Foam rolling is one of the biggest trends in the fitness industry right now. You may have seen those strange cylinders of foam and spikey balls sitting in gyms and wondered what they are used for.
Foam rollers and massage balls are tools used to provide self myofascial release (SMR). SMR benefits our muscles by increasing flexibility, reducing pain and improving movement. To understand this technique you must first understand that all of our muscle and organs are encased in a sticky layer of connective tissue called fascia. The purpose of fascia is to provide force transmission between different areas of the body and facilitate friction free movements. When this fascia becomes dysfunctional it can cause pain, tightness and disrupted movement patterns. The purpose of SMR is to apply pressure to these defective spots of fascia (also known as knots or trigger points) to “release” them. Foam rolling uses the pressure from your body weight to provide this release. This is similar to getting therapeutic massages but without the strain on your wallet!
What are the benefits of SMR?
SMR has been shown to improve flexibility of muscles, which in turn can improve your functional movement (1). For example, if you have tight hips and calves, foam rolling these areas prior to squatting may improve your squat depth and technique. SMR has also been proven to diminish muscular pain and reduce muscle soreness (DOMS) after training (1).
How can I incorporate SMR into my training regime?

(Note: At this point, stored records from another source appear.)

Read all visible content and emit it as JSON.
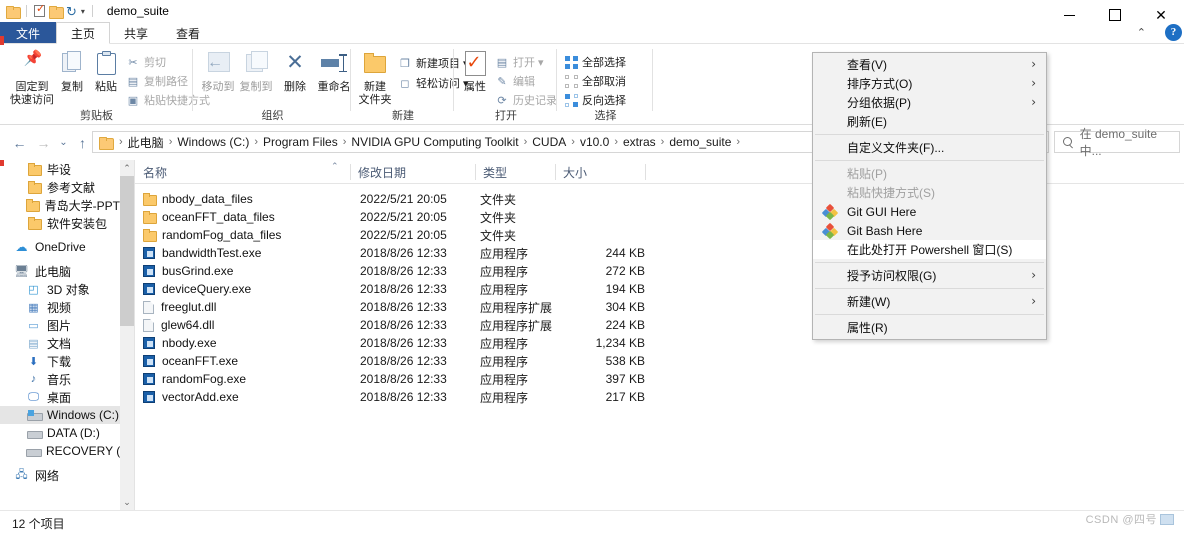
{
  "window": {
    "title": "demo_suite",
    "quick_access": [
      {
        "name": "folder-icon",
        "label": ""
      },
      {
        "name": "properties-check-icon",
        "label": ""
      },
      {
        "name": "new-folder-icon",
        "label": ""
      },
      {
        "name": "redo-icon",
        "label": ""
      },
      {
        "name": "chevron-down-icon",
        "label": "▾"
      }
    ],
    "controls": {
      "minimize": "—",
      "maximize": "□",
      "close": "✕"
    },
    "help_label": "?",
    "ribbon_collapse": "⌃"
  },
  "tabs": [
    {
      "id": "file",
      "label": "文件"
    },
    {
      "id": "home",
      "label": "主页"
    },
    {
      "id": "share",
      "label": "共享"
    },
    {
      "id": "view",
      "label": "查看"
    }
  ],
  "ribbon": {
    "groups": [
      {
        "name": "剪贴板",
        "big": [
          {
            "label_l1": "固定到",
            "label_l2": "快速访问",
            "icon": "pin-icon"
          },
          {
            "label_l1": "复制",
            "label_l2": "",
            "icon": "copy-icon"
          },
          {
            "label_l1": "粘贴",
            "label_l2": "",
            "icon": "paste-icon"
          }
        ],
        "small": [
          {
            "label": "剪切",
            "icon": "scissors-icon",
            "disabled": true
          },
          {
            "label": "复制路径",
            "icon": "copy-path-icon",
            "disabled": true
          },
          {
            "label": "粘贴快捷方式",
            "icon": "paste-shortcut-icon",
            "disabled": true
          }
        ]
      },
      {
        "name": "组织",
        "big": [
          {
            "label_l1": "移动到",
            "label_l2": "",
            "icon": "move-to-icon",
            "dim": true
          },
          {
            "label_l1": "复制到",
            "label_l2": "",
            "icon": "copy-to-icon",
            "dim": true
          },
          {
            "label_l1": "删除",
            "label_l2": "",
            "icon": "delete-icon"
          },
          {
            "label_l1": "重命名",
            "label_l2": "",
            "icon": "rename-icon"
          }
        ],
        "small": []
      },
      {
        "name": "新建",
        "big": [
          {
            "label_l1": "新建",
            "label_l2": "文件夹",
            "icon": "new-folder-icon"
          }
        ],
        "small": [
          {
            "label": "新建项目 ▾",
            "icon": "new-item-icon",
            "disabled": false
          },
          {
            "label": "轻松访问 ▾",
            "icon": "easy-access-icon",
            "disabled": false
          }
        ]
      },
      {
        "name": "打开",
        "big": [
          {
            "label_l1": "属性",
            "label_l2": "",
            "icon": "properties-icon"
          }
        ],
        "small": [
          {
            "label": "打开 ▾",
            "icon": "open-icon",
            "disabled": true
          },
          {
            "label": "编辑",
            "icon": "edit-icon",
            "disabled": true
          },
          {
            "label": "历史记录",
            "icon": "history-icon",
            "disabled": true
          }
        ]
      },
      {
        "name": "选择",
        "big": [],
        "small": [
          {
            "label": "全部选择",
            "icon": "select-all-icon",
            "disabled": false
          },
          {
            "label": "全部取消",
            "icon": "select-none-icon",
            "disabled": false
          },
          {
            "label": "反向选择",
            "icon": "invert-selection-icon",
            "disabled": false
          }
        ]
      }
    ]
  },
  "addressbar": {
    "back": "←",
    "forward": "→",
    "recent": "⌄",
    "up": "↑",
    "breadcrumbs": [
      "此电脑",
      "Windows (C:)",
      "Program Files",
      "NVIDIA GPU Computing Toolkit",
      "CUDA",
      "v10.0",
      "extras",
      "demo_suite"
    ],
    "separator": "›",
    "search_placeholder": "在 demo_suite 中..."
  },
  "sidebar": {
    "items": [
      {
        "label": "毕设",
        "icon": "folder-icon",
        "indent": 1
      },
      {
        "label": "参考文献",
        "icon": "folder-icon",
        "indent": 1
      },
      {
        "label": "青岛大学-PPT",
        "icon": "folder-icon",
        "indent": 1
      },
      {
        "label": "软件安装包",
        "icon": "folder-icon",
        "indent": 1
      },
      {
        "label": "OneDrive",
        "icon": "cloud-icon",
        "indent": 0
      },
      {
        "label": "此电脑",
        "icon": "this-pc-icon",
        "indent": 0
      },
      {
        "label": "3D 对象",
        "icon": "3d-objects-icon",
        "indent": 1
      },
      {
        "label": "视频",
        "icon": "videos-icon",
        "indent": 1
      },
      {
        "label": "图片",
        "icon": "pictures-icon",
        "indent": 1
      },
      {
        "label": "文档",
        "icon": "documents-icon",
        "indent": 1
      },
      {
        "label": "下载",
        "icon": "downloads-icon",
        "indent": 1
      },
      {
        "label": "音乐",
        "icon": "music-icon",
        "indent": 1
      },
      {
        "label": "桌面",
        "icon": "desktop-icon",
        "indent": 1
      },
      {
        "label": "Windows (C:)",
        "icon": "drive-windows-icon",
        "indent": 1,
        "selected": true
      },
      {
        "label": "DATA (D:)",
        "icon": "drive-icon",
        "indent": 1
      },
      {
        "label": "RECOVERY (E:)",
        "icon": "drive-icon",
        "indent": 1
      },
      {
        "label": "网络",
        "icon": "network-icon",
        "indent": 0
      }
    ],
    "scroll_up": "⌃",
    "scroll_down": "⌄"
  },
  "filelist": {
    "columns": [
      {
        "key": "name",
        "label": "名称",
        "sorted": true,
        "sort_caret": "⌃"
      },
      {
        "key": "date",
        "label": "修改日期"
      },
      {
        "key": "type",
        "label": "类型"
      },
      {
        "key": "size",
        "label": "大小"
      }
    ],
    "rows": [
      {
        "name": "nbody_data_files",
        "date": "2022/5/21 20:05",
        "type": "文件夹",
        "size": "",
        "icon": "folder-icon"
      },
      {
        "name": "oceanFFT_data_files",
        "date": "2022/5/21 20:05",
        "type": "文件夹",
        "size": "",
        "icon": "folder-icon"
      },
      {
        "name": "randomFog_data_files",
        "date": "2022/5/21 20:05",
        "type": "文件夹",
        "size": "",
        "icon": "folder-icon"
      },
      {
        "name": "bandwidthTest.exe",
        "date": "2018/8/26 12:33",
        "type": "应用程序",
        "size": "244 KB",
        "icon": "exe-icon"
      },
      {
        "name": "busGrind.exe",
        "date": "2018/8/26 12:33",
        "type": "应用程序",
        "size": "272 KB",
        "icon": "exe-icon"
      },
      {
        "name": "deviceQuery.exe",
        "date": "2018/8/26 12:33",
        "type": "应用程序",
        "size": "194 KB",
        "icon": "exe-icon"
      },
      {
        "name": "freeglut.dll",
        "date": "2018/8/26 12:33",
        "type": "应用程序扩展",
        "size": "304 KB",
        "icon": "dll-icon"
      },
      {
        "name": "glew64.dll",
        "date": "2018/8/26 12:33",
        "type": "应用程序扩展",
        "size": "224 KB",
        "icon": "dll-icon"
      },
      {
        "name": "nbody.exe",
        "date": "2018/8/26 12:33",
        "type": "应用程序",
        "size": "1,234 KB",
        "icon": "exe-icon"
      },
      {
        "name": "oceanFFT.exe",
        "date": "2018/8/26 12:33",
        "type": "应用程序",
        "size": "538 KB",
        "icon": "exe-icon"
      },
      {
        "name": "randomFog.exe",
        "date": "2018/8/26 12:33",
        "type": "应用程序",
        "size": "397 KB",
        "icon": "exe-icon"
      },
      {
        "name": "vectorAdd.exe",
        "date": "2018/8/26 12:33",
        "type": "应用程序",
        "size": "217 KB",
        "icon": "exe-icon"
      }
    ]
  },
  "statusbar": {
    "text": "12 个项目"
  },
  "contextmenu": {
    "items": [
      {
        "label": "查看(V)",
        "submenu": true,
        "disabled": false,
        "icon": null,
        "hover": false
      },
      {
        "label": "排序方式(O)",
        "submenu": true,
        "disabled": false,
        "icon": null,
        "hover": false
      },
      {
        "label": "分组依据(P)",
        "submenu": true,
        "disabled": false,
        "icon": null,
        "hover": false
      },
      {
        "label": "刷新(E)",
        "submenu": false,
        "disabled": false,
        "icon": null,
        "hover": false
      },
      {
        "separator": true
      },
      {
        "label": "自定义文件夹(F)...",
        "submenu": false,
        "disabled": false,
        "icon": null,
        "hover": false
      },
      {
        "separator": true
      },
      {
        "label": "粘贴(P)",
        "submenu": false,
        "disabled": true,
        "icon": null,
        "hover": false
      },
      {
        "label": "粘贴快捷方式(S)",
        "submenu": false,
        "disabled": true,
        "icon": null,
        "hover": false
      },
      {
        "label": "Git GUI Here",
        "submenu": false,
        "disabled": false,
        "icon": "git-icon",
        "hover": false
      },
      {
        "label": "Git Bash Here",
        "submenu": false,
        "disabled": false,
        "icon": "git-icon",
        "hover": false
      },
      {
        "label": "在此处打开 Powershell 窗口(S)",
        "submenu": false,
        "disabled": false,
        "icon": null,
        "hover": true
      },
      {
        "separator": true
      },
      {
        "label": "授予访问权限(G)",
        "submenu": true,
        "disabled": false,
        "icon": null,
        "hover": false
      },
      {
        "separator": true
      },
      {
        "label": "新建(W)",
        "submenu": true,
        "disabled": false,
        "icon": null,
        "hover": false
      },
      {
        "separator": true
      },
      {
        "label": "属性(R)",
        "submenu": false,
        "disabled": false,
        "icon": null,
        "hover": false
      }
    ],
    "arrow_glyph": "›"
  },
  "watermark": {
    "text": "CSDN @四号"
  },
  "colors": {
    "accent": "#2b579a",
    "folder": "#fbc96a",
    "selection": "#e5e5e5",
    "header_text": "#4a5a74"
  }
}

- SMR can be beneficial as part of your warm up to increase your mobility before undertaking exercise. Additionally, SMR for 10-20mins post exercise in conjunction with static stretching is shown to help improve your recovery (1). Each muscle group you are targeting must be rolled for 30 seconds to 1 minute between 2 to 5 times to achieve desired results (1). Varying your position on the foam roller/ball enables you to target different muscle groups. You may experience spots that are more uncomfortable than others. This is how you know you have found a trigger point. Apply pressure to the area and breath deeply and the pain should slowly diminish. With regular SMR you will often find less discomfort, so persevere through the initial stages!
Below are some examples of effective SMR exercises:
- 1. Thoracic
Place a foam roller underneath your middle back with your knees bent at 90 degrees. Place your hands behind your head, lift your hips off the ground and gently roll back and forth on the roller from the base of the neck to the bottom rib. Don’t roll your lower back.
- 2. Pectorals muscle (Chest) release
This is another great move if you have kyphotic (hunched) posture.
Place a trigger point ball between your chest and a wall. Apply pressure to the ball by leaning in and rocking left to right. You can also take the ball towards the armpit and front of the shoulder.
This one is great if you have tight calves that restrict your ability to squat, or if you do a lot of running and jumping exercises.
Place a foam roller or massage ball underneath your calf on one leg. Cross the opposite leg over your shin. Using your arms lift your hips of the ground to apply pressure to the roller. Slowly roll back and forth from the top to bottom of the lower leg. You can rotate your leg to target the sides of the calf as well.
- 4. Piriformis and glutes release
If you experience hip tightness, a weight shift in you squats or deadlifts or have sciatica-like pain then this is a great exercise to improve your function.
Place a foam roller (gentle) or massage ball (targeted) underneath one glute (for this example lets use the right). Cross the right ankle over the left knee and rotate your hips and body onto your right side. Gently roll the area.
Incorporate these into your next session to enjoy the benefits!
Written by Amy Mitchell, Studio Manager at Fitness Keeper
- Cheatham SW, Kolber MJ, Cain M, Lee M. The effects of self‐myofascial release using a foam roll or roller massager on joint range of motion, muscle recovery, and performance: a systematic review. International journal of sports physical therapy. 2015 Nov;10(6):827.